By Chris Emma–
(CBS) Each season, the Blackhawks build on to a roster capable of winning the Stanley Cup, then take the ice for playoff hockey stuck hoping and praying.
Sure, the Blackhawks have more talent on their roster than just about any other team in hockey — Hall of Fame players all over the place — but talent alone doesn’t win championships. That Chicago has taken three titles in six seasons is a hockey miracle of sorts.
Winning the Stanley Cup requires good health and better fortunes. The Blackhawks didn’t have puck luck on their side in the playoff-opening 1-0 overtime loss to the Blues on Wednesday night in St. Louis in the first round of the Stanley Cup Playoffs.
“I thought we played exactly the right way, what we’re looking to do,” Blackhawks coach Joel Quenneville told reporters after the game. “We didn’t take advantage of the chances we had.”
The Blackhawks played a crisp game, bringing their best effort and focus. For the most part, they avoided silly mistakes, and their past experience translated to postseason poise. If anything, Game 1 showed that the Blackhawks and Blues could be headed for seven games, with their contrasting styles of play creating an intriguing playoff matchup.
Throughout regulation and into overtime, the Blackhawks had opportunities to win it. The Blues did, too. It was a strange play that won it for St. Louis.
Blues captain David Backes took a dish parallel to Corey Crawford’s goal and attempted to pass across the ice. It ricocheted off the skate of Blackhawks defenseman Trevor van Riemsdyk and pinballed past Crawford to win the game.
Go figure: 69 minutes of battling at a playoff level, coming close on several scoring chances, and a fluke wins the game for the Blues.
The Blues hardly won the game, and the Blackhawks didn’t lose the game — don’t blame van Riemsdyk, either. This was simply hockey in action.
Inherently random, hockey works in mysterious ways. Games are constantly won and lost with the bizarre bounces and breaks.
When it comes to the postseason, all a team can do is give maximum effort, let the top talent shine and hope the puck luck is on its side.
Credit to the Blues, who were terrific defensively. They kept the Blackhawks out of the slot and cut off the blue line, forcing Chicago’s quickness to call an audible. The Blackhawks struggled to play their game, relying on their own defense and some big saves from Crawford.

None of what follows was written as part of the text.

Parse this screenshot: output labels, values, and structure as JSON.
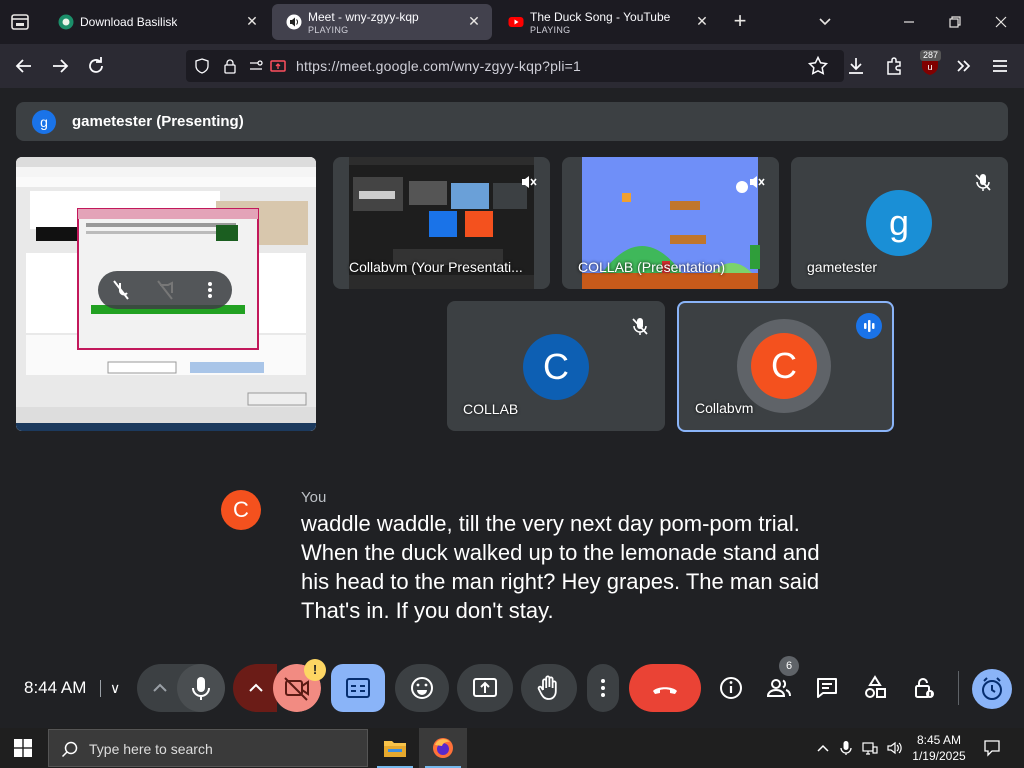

Brian Elliott stood tall in the St. Louis net, stopping each of the 35 shots on goal he faced. His save of the night came on a quick chance for Calder Trophy favorite Artemi Panarin, who had a power-play goal coming to win the game in overtime. instead, Elliott got his stick in place and made a remarkable save.
No, puck luck wasn’t on the Blackhawks’ side in Wednesday’s opener. It plays the role in any playoff series, where competition is fierce and overshadowed by these odd fortunes. Patrick Kane’s game-winning goal in Game 6 of the 2010 Stanley Cup Final was good puck luck. Los Angeles’ Alec Martinez’s game-winner in overtime during Game 7 of the 2014 Western Conference Final — in which he banked a shot off the jersey of Nick Leddy and in — was poor puck luck for Chicago.
The Blackhawks could have four championships in six seasons, and they could have fewer — hockey’s randomness often decides games, series and who hoists the Stanley Cup.
The Blackhawks have the makeup of a champion. Game 1 didn’t do a talented team any favors.
“It’s one game,” Quenneville said.
“Let’s look to get even.”